[What the exercise asks]
In the records below, find each line with "voice" and copy it.

════════════════════

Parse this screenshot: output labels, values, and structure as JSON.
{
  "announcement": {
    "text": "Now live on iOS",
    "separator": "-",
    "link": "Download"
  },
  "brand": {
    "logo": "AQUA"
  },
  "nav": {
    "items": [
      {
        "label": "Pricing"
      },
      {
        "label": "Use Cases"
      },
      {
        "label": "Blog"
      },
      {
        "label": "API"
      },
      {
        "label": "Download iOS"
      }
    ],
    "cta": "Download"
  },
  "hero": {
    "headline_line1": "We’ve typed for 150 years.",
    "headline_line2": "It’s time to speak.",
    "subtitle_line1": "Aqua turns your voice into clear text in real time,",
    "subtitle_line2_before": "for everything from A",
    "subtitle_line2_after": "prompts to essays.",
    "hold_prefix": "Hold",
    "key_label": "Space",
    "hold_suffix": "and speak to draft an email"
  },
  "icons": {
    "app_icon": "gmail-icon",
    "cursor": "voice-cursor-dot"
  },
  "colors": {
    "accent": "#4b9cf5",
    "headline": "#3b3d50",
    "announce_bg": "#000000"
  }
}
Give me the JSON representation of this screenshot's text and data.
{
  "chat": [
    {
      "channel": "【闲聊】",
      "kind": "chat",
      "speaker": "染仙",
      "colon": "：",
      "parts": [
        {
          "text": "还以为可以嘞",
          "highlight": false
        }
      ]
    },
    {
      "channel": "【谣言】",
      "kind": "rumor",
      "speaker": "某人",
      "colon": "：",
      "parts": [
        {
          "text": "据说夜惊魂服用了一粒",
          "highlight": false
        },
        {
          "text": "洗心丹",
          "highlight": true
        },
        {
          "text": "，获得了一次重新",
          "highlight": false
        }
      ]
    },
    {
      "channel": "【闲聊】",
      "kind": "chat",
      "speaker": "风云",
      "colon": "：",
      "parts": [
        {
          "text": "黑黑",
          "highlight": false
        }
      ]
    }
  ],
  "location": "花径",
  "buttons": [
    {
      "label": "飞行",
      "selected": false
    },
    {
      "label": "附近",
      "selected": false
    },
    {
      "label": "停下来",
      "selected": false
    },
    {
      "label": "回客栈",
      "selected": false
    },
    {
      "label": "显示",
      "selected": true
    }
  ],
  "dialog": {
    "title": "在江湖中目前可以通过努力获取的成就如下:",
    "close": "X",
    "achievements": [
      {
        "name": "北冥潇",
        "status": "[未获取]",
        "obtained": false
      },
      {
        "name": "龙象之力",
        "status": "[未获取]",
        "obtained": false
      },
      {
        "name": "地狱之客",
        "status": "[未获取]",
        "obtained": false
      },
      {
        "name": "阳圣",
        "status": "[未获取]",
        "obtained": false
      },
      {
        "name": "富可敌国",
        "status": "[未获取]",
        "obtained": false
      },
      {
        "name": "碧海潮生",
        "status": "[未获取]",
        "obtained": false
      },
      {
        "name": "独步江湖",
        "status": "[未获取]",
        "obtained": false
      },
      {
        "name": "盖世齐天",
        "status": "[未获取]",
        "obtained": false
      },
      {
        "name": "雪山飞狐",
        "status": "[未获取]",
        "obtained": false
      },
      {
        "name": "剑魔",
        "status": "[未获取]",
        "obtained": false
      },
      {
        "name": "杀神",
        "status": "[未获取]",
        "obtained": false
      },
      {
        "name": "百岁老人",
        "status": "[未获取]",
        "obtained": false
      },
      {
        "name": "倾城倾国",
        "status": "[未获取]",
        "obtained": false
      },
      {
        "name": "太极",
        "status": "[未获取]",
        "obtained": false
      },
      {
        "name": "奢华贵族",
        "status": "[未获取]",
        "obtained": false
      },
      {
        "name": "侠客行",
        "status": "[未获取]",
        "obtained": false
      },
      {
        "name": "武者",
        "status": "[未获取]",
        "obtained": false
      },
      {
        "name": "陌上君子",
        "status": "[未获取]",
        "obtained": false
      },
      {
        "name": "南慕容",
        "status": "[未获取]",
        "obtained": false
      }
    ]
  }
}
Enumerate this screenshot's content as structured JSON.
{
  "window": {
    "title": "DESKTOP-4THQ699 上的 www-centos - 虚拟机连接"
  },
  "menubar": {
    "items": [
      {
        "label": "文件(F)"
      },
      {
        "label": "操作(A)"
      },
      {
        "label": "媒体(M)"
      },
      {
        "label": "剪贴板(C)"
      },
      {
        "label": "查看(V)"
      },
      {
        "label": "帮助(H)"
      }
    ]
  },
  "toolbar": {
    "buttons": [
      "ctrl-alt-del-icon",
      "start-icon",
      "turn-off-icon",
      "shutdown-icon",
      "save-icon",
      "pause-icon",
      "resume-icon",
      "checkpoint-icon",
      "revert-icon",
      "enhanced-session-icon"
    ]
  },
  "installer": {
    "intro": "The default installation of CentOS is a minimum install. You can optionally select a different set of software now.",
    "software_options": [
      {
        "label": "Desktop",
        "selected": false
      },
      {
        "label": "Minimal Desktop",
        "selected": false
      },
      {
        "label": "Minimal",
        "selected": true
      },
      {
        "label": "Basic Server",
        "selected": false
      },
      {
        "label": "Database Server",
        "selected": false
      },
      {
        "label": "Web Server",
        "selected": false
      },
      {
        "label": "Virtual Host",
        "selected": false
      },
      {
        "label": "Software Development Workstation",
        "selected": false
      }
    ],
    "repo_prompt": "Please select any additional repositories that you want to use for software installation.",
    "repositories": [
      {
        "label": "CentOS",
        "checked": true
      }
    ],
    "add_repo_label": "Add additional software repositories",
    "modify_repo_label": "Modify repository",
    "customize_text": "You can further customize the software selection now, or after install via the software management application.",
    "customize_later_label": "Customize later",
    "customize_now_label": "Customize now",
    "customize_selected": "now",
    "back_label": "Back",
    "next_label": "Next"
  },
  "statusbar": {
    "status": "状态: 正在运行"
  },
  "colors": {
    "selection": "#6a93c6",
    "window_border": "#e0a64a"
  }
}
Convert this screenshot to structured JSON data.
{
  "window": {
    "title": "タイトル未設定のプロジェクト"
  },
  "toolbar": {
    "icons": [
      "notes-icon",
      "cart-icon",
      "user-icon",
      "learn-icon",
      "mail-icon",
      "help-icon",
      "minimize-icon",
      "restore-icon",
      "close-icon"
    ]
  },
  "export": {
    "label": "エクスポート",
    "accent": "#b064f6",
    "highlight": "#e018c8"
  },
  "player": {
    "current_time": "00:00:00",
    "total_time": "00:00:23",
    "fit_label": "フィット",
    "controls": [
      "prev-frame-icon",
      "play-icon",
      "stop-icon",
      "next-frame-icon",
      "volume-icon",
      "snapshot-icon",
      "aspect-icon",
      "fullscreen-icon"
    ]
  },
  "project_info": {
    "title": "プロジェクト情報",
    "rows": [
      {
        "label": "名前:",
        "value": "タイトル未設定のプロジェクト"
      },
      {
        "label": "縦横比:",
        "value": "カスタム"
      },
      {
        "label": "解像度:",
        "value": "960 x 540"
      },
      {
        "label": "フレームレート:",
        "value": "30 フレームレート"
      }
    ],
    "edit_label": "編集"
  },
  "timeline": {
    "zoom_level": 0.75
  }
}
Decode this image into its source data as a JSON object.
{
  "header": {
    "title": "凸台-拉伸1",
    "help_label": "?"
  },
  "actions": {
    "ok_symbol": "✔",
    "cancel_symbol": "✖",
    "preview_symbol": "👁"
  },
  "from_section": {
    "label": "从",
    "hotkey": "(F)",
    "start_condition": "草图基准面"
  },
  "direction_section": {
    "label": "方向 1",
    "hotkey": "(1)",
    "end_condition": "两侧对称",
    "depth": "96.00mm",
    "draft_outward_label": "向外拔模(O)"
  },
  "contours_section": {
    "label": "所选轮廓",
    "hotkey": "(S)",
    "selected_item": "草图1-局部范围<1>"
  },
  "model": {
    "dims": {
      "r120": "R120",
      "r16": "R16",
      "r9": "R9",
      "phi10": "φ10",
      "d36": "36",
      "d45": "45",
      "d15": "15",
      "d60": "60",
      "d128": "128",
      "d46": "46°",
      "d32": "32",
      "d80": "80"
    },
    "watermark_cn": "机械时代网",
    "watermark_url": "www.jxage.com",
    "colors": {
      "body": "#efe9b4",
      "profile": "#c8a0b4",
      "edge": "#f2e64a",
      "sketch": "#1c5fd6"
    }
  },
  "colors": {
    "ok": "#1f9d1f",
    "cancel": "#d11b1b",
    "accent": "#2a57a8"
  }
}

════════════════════

[Task solution]
    "subtitle_line1": "Aqua turns your voice into clear text in real time,",
    "cursor": "voice-cursor-dot"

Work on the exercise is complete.